ACTIVITY - Go through the data below and repeat it exactly, skipping each picture.

[Items from a data source]

■ ■ ■ ■

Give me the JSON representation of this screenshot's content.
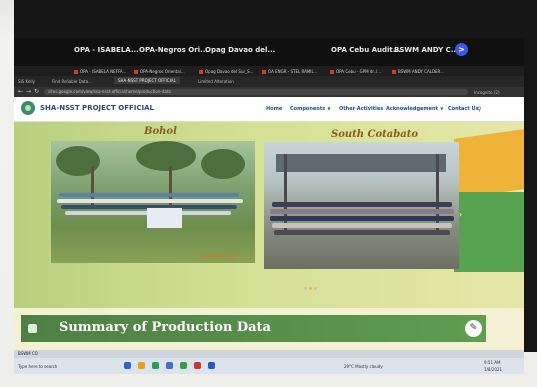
{
  "meeting": {
    "names": [
      "OPA - ISABELA...",
      "OPA-Negros Ori...",
      "Opag Davao del...",
      "OPA Cebu Audit...",
      "BSWM ANDY C..."
    ],
    "more_label": ">"
  },
  "bookmarks": [
    "OPA - ISABELA NEFFA...",
    "OPA-Negros Oriental...",
    "Opag Davao del Sur_S...",
    "OA ENGR - STEL RAMIL...",
    "OPA Cebu - GPM dr..I...",
    "BSWM ANDY CALDER..."
  ],
  "tabs": {
    "items": [
      "SIS Kelly",
      "Find Reliable Data...",
      "SHA-NSST PROJECT OFFICIAL",
      "Limited Alteration"
    ],
    "active_index": 2
  },
  "address": {
    "url": "sites.google.com/view/ssa-nsst-official/home/production-data",
    "profile_label": "Incognito (2)"
  },
  "site": {
    "title": "SHA-NSST PROJECT OFFICIAL",
    "menu": [
      "Home",
      "Components ∨",
      "Other Activities",
      "Acknowledgement ∨",
      "Contact Us"
    ]
  },
  "hero": {
    "left_label": "Bohol",
    "right_label": "South Cotabato",
    "photo_stamp": "2021/09/08 09:59",
    "slide_count": 3,
    "active_slide": 2
  },
  "summary": {
    "title": "Summary of Production Data"
  },
  "taskbar": {
    "window_label": "BSWM CO",
    "search_label": "Type here to search",
    "weather": "29°C  Mostly cloudy",
    "time": "9:51 AM",
    "date": "1/8/2021"
  },
  "colors": {
    "accent_blue": "#3a55e8",
    "site_nav_blue": "#1a4f86",
    "summary_green": "#5f9d50",
    "label_brown": "#8a5a1e",
    "stripe_orange": "#f0b33a"
  }
}
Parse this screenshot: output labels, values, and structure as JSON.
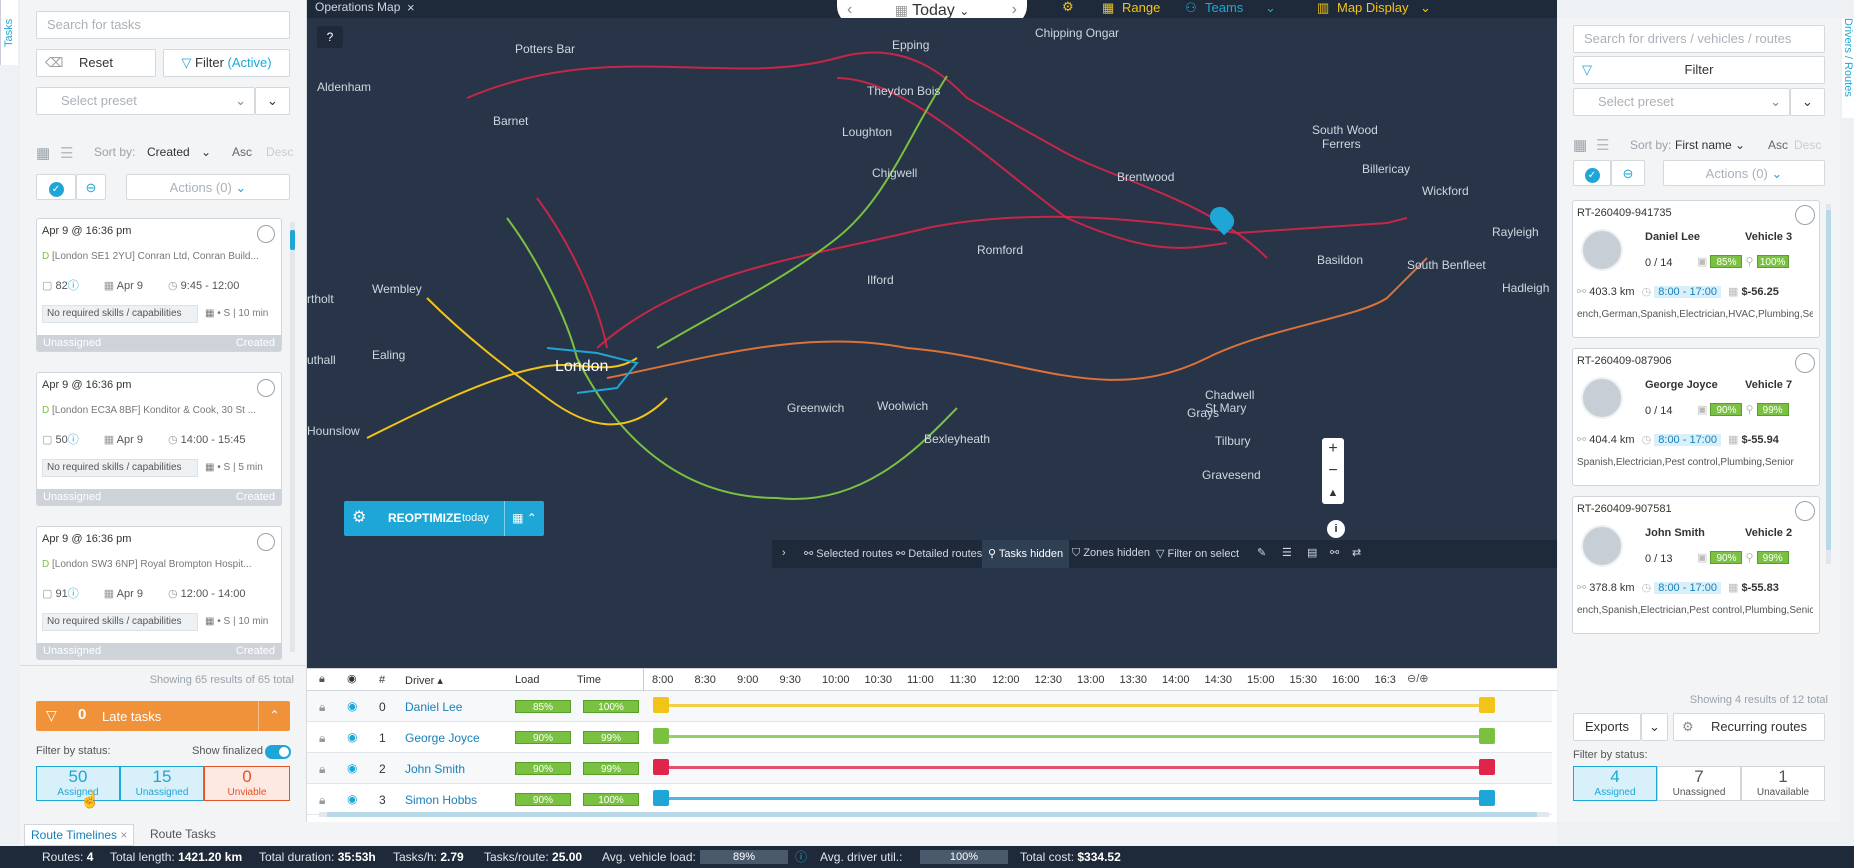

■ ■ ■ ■

RESPONSE TO THE EXERCISE -
Give me the JSON representation of this screenshot's content.
{
  "meeting": {
    "names": [
      "OPA - ISABELA...",
      "OPA-Negros Ori...",
      "Opag Davao del...",
      "OPA Cebu Audit...",
      "BSWM ANDY C..."
    ],
    "more_label": ">"
  },
  "bookmarks": [
    "OPA - ISABELA NEFFA...",
    "OPA-Negros Oriental...",
    "Opag Davao del Sur_S...",
    "OA ENGR - STEL RAMIL...",
    "OPA Cebu - GPM dr..I...",
    "BSWM ANDY CALDER..."
  ],
  "tabs": {
    "items": [
      "SIS Kelly",
      "Find Reliable Data...",
      "SHA-NSST PROJECT OFFICIAL",
      "Limited Alteration"
    ],
    "active_index": 2
  },
  "address": {
    "url": "sites.google.com/view/ssa-nsst-official/home/production-data",
    "profile_label": "Incognito (2)"
  },
  "site": {
    "title": "SHA-NSST PROJECT OFFICIAL",
    "menu": [
      "Home",
      "Components ∨",
      "Other Activities",
      "Acknowledgement ∨",
      "Contact Us"
    ]
  },
  "hero": {
    "left_label": "Bohol",
    "right_label": "South Cotabato",
    "photo_stamp": "2021/09/08 09:59",
    "slide_count": 3,
    "active_slide": 2
  },
  "summary": {
    "title": "Summary of Production Data"
  },
  "taskbar": {
    "window_label": "BSWM CO",
    "search_label": "Type here to search",
    "weather": "29°C  Mostly cloudy",
    "time": "9:51 AM",
    "date": "1/8/2021"
  },
  "colors": {
    "accent_blue": "#3a55e8",
    "site_nav_blue": "#1a4f86",
    "summary_green": "#5f9d50",
    "label_brown": "#8a5a1e",
    "stripe_orange": "#f0b33a"
  }
}
Parse this screenshot: output labels, values, and structure as JSON.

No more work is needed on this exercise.